  • The Clinton administration, which pushed for less stringent credit and downpayment requirements for working- and middle-class families.

  • Mortgage brokers, who offered less-credit-worthy home buyers subprime, adjustable rate loans with low initial payments, but exploding interest rates.

  • Former Federal Reserve chairman Alan Greenspan, who in 2004, near the peak of the housing bubble, encouraged Americans to take out adjustable rate mortgages.

  • Wall Street firms, who paid too little attention to the quality of the risky loans that they bundled into Mortgage Backed Securities (MBS), and issued bonds using those securities as collateral.
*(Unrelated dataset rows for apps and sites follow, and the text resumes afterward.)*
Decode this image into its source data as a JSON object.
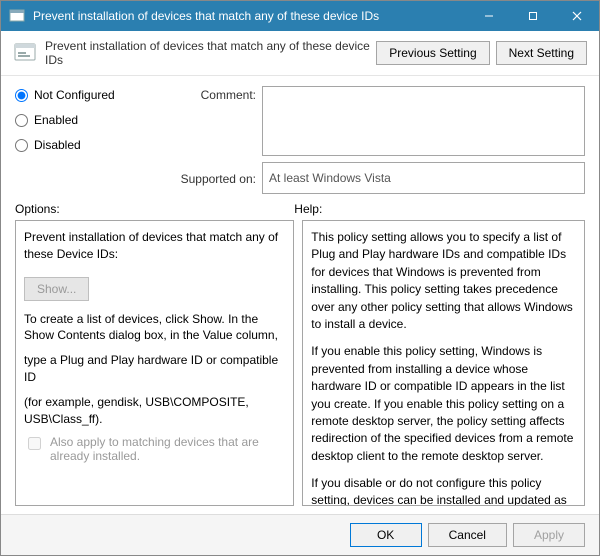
{
  "window": {
    "title": "Prevent installation of devices that match any of these device IDs"
  },
  "header": {
    "text": "Prevent installation of devices that match any of these device IDs",
    "previous_label": "Previous Setting",
    "next_label": "Next Setting"
  },
  "radios": {
    "not_configured": "Not Configured",
    "enabled": "Enabled",
    "disabled": "Disabled",
    "selected": "not_configured"
  },
  "comment": {
    "label": "Comment:",
    "value": ""
  },
  "supported": {
    "label": "Supported on:",
    "value": "At least Windows Vista"
  },
  "sections": {
    "options_label": "Options:",
    "help_label": "Help:"
  },
  "options": {
    "heading": "Prevent installation of devices that match any of these Device IDs:",
    "show_button": "Show...",
    "instr1": "To create a list of devices, click Show. In the Show Contents dialog box, in the Value column,",
    "instr2": "type a Plug and Play hardware ID or compatible ID",
    "instr3": "(for example, gendisk, USB\\COMPOSITE, USB\\Class_ff).",
    "also_apply_label": "Also apply to matching devices that are already installed."
  },
  "help": {
    "p1": "This policy setting allows you to specify a list of Plug and Play hardware IDs and compatible IDs for devices that Windows is prevented from installing. This policy setting takes precedence over any other policy setting that allows Windows to install a device.",
    "p2": "If you enable this policy setting, Windows is prevented from installing a device whose hardware ID or compatible ID appears in the list you create. If you enable this policy setting on a remote desktop server, the policy setting affects redirection of the specified devices from a remote desktop client to the remote desktop server.",
    "p3": "If you disable or do not configure this policy setting, devices can be installed and updated as allowed or prevented by other policy settings."
  },
  "footer": {
    "ok": "OK",
    "cancel": "Cancel",
    "apply": "Apply"
  }
}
  • The Bush administration, which failed to provide needed government oversight of the increasingly dicey mortgage-backed securities market.
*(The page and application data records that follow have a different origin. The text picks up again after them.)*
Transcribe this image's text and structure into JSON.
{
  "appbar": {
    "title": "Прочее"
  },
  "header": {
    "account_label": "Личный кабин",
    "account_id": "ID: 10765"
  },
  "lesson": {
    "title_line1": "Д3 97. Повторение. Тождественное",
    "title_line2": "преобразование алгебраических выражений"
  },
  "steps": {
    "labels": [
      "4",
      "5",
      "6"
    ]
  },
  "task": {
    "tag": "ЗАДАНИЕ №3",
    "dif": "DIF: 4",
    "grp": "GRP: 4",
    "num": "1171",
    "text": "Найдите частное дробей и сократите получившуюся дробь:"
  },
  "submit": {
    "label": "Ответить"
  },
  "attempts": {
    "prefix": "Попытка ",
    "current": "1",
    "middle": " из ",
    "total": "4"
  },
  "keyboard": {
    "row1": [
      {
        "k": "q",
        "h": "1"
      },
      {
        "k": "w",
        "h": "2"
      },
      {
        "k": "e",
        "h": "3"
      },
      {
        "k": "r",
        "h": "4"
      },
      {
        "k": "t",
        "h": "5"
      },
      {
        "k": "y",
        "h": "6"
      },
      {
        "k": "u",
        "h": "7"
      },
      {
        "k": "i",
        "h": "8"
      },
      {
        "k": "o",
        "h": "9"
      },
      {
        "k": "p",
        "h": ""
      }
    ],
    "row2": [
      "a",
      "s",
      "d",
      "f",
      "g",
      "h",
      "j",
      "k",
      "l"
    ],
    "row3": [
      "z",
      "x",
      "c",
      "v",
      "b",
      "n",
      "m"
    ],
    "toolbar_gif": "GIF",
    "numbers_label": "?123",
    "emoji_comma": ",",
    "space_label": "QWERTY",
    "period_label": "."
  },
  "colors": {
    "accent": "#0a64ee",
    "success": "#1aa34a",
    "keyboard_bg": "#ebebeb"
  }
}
  • An obscure accounting rule called mark-to-market, which can have the paradoxical result of making assets be worth less on paper than they are in reality during times of panic.

  • Collective delusion, or a belief on the part of all parties that home prices would keep rising forever, no matter how high or how fast they had already gone up.

Sound familiar?

They left out federal government debt.

In 2008 the debt was $10 trillion. Now it is $18 trillion, but low interest rates are protecting Obama and foisting the problem onto the next administration, possibly a Republican one, to take the blame. Obama wants to raise the debt ceiling and have Congress let him write a blank check.

Even Donald Trump, whose crystal ball is often clouded, sees the problem ahead. He told The Hill recently a crash is coming. “You know who gets hurt the most? People who practice the American dream and did what should have been the right way — the people that went through 40 years of their life and saved a hundred dollars every week …” Trump said. “They worked all their lives to save and now what happens is they’re being forced into an inflated stock market and at some point they’ll get wiped out.”

Moore concludes:

“The point is that government and politicians have no learning curve. All of the conditions of financial wreckage are reappearing. The presidential candidates should start warning voters that Washington is rebuilding another financial house of cards.

“If they don’t, when the financial crash comes and Americans see their life savings disappear, the media and the history books will again blame conservatives for the destruction from the rampant financial negligence of government.”